- MATERIAL FOR THIS EXERCISE:
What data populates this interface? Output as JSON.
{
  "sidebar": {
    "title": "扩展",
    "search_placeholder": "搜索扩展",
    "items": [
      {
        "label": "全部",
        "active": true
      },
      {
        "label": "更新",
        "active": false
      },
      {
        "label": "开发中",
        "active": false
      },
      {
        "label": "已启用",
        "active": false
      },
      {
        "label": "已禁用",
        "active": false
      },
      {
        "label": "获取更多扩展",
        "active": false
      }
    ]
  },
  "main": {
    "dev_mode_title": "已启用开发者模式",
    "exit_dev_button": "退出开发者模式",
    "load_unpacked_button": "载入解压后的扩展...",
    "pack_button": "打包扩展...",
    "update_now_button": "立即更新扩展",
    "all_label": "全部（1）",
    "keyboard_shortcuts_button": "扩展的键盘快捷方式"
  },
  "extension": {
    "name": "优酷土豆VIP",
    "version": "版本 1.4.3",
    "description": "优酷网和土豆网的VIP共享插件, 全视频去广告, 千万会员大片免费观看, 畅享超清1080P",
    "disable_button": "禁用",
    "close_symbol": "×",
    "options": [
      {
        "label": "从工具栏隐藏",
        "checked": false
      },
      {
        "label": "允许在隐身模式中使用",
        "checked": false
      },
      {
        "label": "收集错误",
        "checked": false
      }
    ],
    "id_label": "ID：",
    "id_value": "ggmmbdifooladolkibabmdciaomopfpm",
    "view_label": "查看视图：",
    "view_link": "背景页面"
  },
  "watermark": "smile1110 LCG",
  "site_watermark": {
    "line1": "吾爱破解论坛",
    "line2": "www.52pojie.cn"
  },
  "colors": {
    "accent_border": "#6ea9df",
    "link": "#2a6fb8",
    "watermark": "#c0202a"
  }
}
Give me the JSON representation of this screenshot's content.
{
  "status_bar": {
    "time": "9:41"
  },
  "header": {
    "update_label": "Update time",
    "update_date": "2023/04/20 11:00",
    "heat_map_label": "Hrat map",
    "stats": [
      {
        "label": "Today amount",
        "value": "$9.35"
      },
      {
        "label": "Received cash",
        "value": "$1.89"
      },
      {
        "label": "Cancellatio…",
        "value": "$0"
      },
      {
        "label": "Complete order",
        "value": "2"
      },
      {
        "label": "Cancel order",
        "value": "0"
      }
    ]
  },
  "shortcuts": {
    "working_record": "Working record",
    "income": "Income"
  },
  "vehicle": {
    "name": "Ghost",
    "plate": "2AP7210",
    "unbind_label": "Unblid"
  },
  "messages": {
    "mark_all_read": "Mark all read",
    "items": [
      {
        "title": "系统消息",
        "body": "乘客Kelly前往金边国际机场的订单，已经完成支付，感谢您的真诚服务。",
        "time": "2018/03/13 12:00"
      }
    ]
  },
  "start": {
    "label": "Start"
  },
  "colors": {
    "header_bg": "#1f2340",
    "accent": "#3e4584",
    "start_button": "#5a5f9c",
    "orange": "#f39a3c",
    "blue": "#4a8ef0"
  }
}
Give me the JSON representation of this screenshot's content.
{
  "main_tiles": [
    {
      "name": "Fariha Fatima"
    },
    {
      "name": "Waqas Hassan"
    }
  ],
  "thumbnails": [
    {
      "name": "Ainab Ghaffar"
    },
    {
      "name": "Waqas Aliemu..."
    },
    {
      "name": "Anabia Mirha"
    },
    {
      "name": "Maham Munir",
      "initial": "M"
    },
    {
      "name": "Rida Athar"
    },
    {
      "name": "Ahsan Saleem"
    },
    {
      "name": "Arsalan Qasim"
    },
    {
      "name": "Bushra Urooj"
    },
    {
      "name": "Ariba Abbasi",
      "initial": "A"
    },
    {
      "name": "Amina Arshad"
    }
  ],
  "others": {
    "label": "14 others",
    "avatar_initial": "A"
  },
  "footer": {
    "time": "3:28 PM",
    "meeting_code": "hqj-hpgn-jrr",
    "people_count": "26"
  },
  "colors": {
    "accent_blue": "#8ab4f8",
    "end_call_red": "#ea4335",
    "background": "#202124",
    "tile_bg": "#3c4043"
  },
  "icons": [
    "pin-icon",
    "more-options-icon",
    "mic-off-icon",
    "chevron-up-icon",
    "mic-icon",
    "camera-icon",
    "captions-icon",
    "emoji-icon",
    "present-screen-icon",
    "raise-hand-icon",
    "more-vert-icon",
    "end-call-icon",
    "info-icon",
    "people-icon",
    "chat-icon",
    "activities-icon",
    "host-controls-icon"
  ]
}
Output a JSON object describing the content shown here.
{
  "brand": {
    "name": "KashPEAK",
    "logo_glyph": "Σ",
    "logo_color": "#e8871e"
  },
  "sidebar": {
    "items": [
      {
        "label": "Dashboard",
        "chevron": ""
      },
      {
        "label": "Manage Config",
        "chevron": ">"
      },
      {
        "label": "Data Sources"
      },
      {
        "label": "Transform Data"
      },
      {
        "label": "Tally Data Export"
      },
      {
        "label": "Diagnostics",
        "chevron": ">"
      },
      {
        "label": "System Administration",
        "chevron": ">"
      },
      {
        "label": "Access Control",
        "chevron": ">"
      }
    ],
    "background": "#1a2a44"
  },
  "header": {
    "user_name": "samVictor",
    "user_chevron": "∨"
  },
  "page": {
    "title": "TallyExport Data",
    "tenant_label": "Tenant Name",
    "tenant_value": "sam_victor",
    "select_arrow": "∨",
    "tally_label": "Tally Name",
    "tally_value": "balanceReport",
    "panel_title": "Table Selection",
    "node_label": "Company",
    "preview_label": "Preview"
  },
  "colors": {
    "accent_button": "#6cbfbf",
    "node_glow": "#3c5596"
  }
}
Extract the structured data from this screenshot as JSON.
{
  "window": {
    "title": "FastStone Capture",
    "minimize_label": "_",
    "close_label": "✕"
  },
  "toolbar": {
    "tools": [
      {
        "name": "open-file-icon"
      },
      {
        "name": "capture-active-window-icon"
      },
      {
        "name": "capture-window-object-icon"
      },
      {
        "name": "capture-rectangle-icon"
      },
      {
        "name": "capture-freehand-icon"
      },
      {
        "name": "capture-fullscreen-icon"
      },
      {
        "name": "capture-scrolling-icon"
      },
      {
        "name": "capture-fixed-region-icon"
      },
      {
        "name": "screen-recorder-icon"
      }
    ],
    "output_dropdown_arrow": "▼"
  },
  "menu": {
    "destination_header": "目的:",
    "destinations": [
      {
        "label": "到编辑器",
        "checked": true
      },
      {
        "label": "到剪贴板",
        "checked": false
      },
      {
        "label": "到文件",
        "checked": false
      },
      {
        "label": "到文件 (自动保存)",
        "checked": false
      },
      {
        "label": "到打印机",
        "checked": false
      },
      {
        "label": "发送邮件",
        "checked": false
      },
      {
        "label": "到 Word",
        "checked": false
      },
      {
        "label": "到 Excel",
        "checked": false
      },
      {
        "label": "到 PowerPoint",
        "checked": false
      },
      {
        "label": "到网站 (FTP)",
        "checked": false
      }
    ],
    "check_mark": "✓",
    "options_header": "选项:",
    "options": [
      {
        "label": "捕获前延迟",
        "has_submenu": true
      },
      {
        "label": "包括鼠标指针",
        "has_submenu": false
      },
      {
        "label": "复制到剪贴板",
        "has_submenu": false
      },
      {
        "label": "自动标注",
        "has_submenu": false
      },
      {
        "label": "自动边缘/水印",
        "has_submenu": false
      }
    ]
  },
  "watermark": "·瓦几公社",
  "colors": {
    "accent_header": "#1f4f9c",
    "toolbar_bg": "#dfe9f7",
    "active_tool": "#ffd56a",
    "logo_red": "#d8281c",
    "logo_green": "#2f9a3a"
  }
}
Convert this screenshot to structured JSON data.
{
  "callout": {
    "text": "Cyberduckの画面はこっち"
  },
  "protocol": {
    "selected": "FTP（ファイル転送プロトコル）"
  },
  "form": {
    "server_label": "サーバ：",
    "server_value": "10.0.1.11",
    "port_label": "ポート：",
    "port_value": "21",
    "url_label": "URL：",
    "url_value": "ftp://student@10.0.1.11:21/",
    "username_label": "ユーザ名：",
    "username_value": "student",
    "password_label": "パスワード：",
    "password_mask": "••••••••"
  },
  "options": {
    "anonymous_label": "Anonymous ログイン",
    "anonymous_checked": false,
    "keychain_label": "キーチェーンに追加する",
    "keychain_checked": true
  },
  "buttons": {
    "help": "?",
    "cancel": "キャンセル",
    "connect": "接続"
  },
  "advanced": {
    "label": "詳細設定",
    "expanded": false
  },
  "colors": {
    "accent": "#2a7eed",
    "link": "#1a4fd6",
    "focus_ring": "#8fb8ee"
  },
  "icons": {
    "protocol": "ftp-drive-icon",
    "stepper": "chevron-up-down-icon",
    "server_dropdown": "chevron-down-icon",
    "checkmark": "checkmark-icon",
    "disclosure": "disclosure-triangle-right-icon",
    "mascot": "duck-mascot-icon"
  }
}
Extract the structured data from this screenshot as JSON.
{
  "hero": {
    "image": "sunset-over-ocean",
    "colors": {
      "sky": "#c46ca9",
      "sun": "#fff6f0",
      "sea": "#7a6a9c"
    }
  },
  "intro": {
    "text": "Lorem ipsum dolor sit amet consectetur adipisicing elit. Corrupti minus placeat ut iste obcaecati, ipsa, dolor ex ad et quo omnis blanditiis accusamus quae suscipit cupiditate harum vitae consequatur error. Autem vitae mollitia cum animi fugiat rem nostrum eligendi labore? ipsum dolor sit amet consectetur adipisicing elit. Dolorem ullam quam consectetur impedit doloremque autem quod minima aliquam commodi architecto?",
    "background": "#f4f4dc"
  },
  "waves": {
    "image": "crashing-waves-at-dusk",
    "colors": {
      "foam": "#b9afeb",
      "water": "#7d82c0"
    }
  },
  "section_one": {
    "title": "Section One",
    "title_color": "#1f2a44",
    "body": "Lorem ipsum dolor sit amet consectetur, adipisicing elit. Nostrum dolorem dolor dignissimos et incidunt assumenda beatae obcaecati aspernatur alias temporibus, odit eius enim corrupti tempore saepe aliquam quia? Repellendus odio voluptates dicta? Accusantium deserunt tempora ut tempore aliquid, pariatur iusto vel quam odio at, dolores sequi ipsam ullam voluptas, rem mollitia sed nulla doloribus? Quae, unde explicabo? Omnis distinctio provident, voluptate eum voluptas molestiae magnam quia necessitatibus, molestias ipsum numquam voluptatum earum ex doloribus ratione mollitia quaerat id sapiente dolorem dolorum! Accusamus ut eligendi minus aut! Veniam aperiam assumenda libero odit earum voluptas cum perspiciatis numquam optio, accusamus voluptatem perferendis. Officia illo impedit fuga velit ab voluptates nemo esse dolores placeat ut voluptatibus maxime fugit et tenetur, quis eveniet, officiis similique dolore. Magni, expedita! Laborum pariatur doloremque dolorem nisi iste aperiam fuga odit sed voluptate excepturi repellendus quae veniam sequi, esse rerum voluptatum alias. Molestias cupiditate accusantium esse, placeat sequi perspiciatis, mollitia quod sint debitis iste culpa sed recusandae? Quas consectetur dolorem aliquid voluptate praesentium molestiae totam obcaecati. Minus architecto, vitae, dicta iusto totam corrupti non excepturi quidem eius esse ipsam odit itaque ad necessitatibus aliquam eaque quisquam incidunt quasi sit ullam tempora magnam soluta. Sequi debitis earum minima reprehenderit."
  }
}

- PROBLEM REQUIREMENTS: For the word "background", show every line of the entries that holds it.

- WRITTEN RESPONSE:
    "background": "#202124",
    "background": "#1a2a44"
    "background": "#f4f4dc"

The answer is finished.